With Archer's brigade. [from the Atlanta, Ga., Journal, November, 1901.]
Battle of Gaines's Mill and Mechanicsville well described.
I was a private of Company C, Fifth Alabama battalion, General Archer's brigade. On the evening of June 25, 1862, near sunset, our brigade received orders to cook rations and be ready to march at a moment's warning. On that order we boys began to hustle, for we believed that a big battle was upon us. We could see it in the air. Before we had time to start fires even, we received orders to ‘fall in!’ ‘fall in!’ You could hear the order in every direction. We were directed, also, to relieve ourselves of all baggage. Well did we know that this order meant a battle. Our knapsacks, blankets, etc., were all soon tumbled into baggage wagons, and we were quickly in line with our guns glittering in the light of the setting sun, ready to march, or do anything else.  Starting on the march, our battalion was ordered to ‘front face!’ and the various company officers made known the cause of the stir and confusion. We were told that fighting would begin on tomorrow, and that we must be ‘brave boys’ and stand firm, be true to our country, etc. That was a solemn time to me; I will never forget it. After this another thing was done that made me more solemn than ever, and it had the same effect upon the other boys. Our commander appeared in our front, with our battle-flag in his hand, and said: ‘Boys, this is our flag; we have no regular color-bearer; who will volunteer to carry it? Whoever will, let him step out.’ The ‘god of day’ was now setting behind the western horizon. All nature seemed to be draped in mourning. It was only a moment, though, before I stepped out and took it. The officer told me to stand still until he made another call.
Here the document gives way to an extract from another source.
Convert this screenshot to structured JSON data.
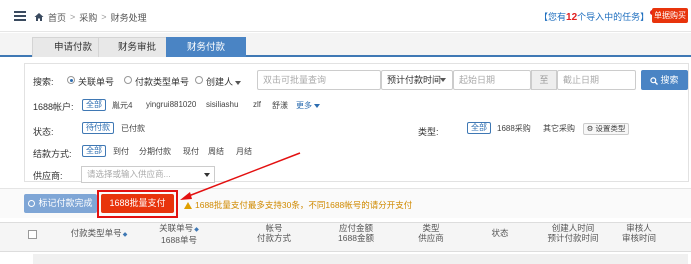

He then said: ‘I want five men to volunteer to go with this color-bearer as guard.’ It was not long before the required number volunteered. I repeat, it was one of the most solemn moments of my life. I knew that to stand under it in time of battle was hazardous, but I was proud that I had the courage to take the position, for it was a place of honor. The officer in charge ordered us to take our places in line, and soon we were on the march. We marched all night slowly, occasionally halting. The entire army seemed to be on the move. Everything indicated a great battle. We continued our march until about noon next day, when we halted and laid down by the roadside. I dropped down by my flag, and was so worn out that I was soon sound asleep. Oh, I was sleeping so good! Suddenly I was awakened from my sweet rest by some of the boys ‘pounding’ me in the side. ‘Get up! Get up! There is a big battle raging, and we are getting ready to go into it.’ I jumped up quickly, rubbed my eyes, and was soon in place. We moved off in the direction of heavy firing. Cannon were booming and small arms could be heard distinctly. It was now after 4 o'clock P. M., and in less than one hour we had crossed the Chickahominy and were into the thickest of the engagement at Mechanicsville. The battle raged furiously until about 9 o'clock at night. The casualties of my old battalion were very heavy. We fought under many disadvantages. The enemy had felled large trees in their front, and it was with great difficulty that we made our way through this entanglement of tree tops, saplings, vines, and every other conceivable obstruction, under a heavy fire. Many of  the boys were killed in trying to get through. I had to wrap my flag around the staff while crawling through this abattis. My flag was riddled in this battle, having been pierced with ten bullet holes through its folds, while a splinter was torn out of the staff about six inches above my head, I came out, though, without a ‘scratch,’ and was ready for duty the next day. In this engagement some of the boys were shot down by my side—comrades that I dearly loved. Two of them, Murphy and Lambert, were killed. When the firing ceased, our lines fell back a short distance, in a thick woods, and huddled around, talking over the various incidents of the battle. I soon went to sleep and knew nothing more until morning. I awoke much refreshed, and felt very thankful that I had escaped unhurt, while so many of my comrades were lying cold in death, and many others badly wounded. Early that morning the enemy shelled the woods we were in furiously, cutting the branches of the trees off over our heads. We could do nothing but stand and take it. They kept up this terrific cannonade about one hour. The piece of woodland was full of troops. To our surprise the cause of all this cannonading was to protect their retreat to the next line of fortifications at Gaines' Mill. About 9 o'clock we moved out after them, goving over a considerable portion of the battlefield. I well remember passing over that part of the field, near Meadow bridge, where it was said General Lee led a charge in person. I saw many of the soldiers near this famous bridge stuck in the bog up to their knees and dead.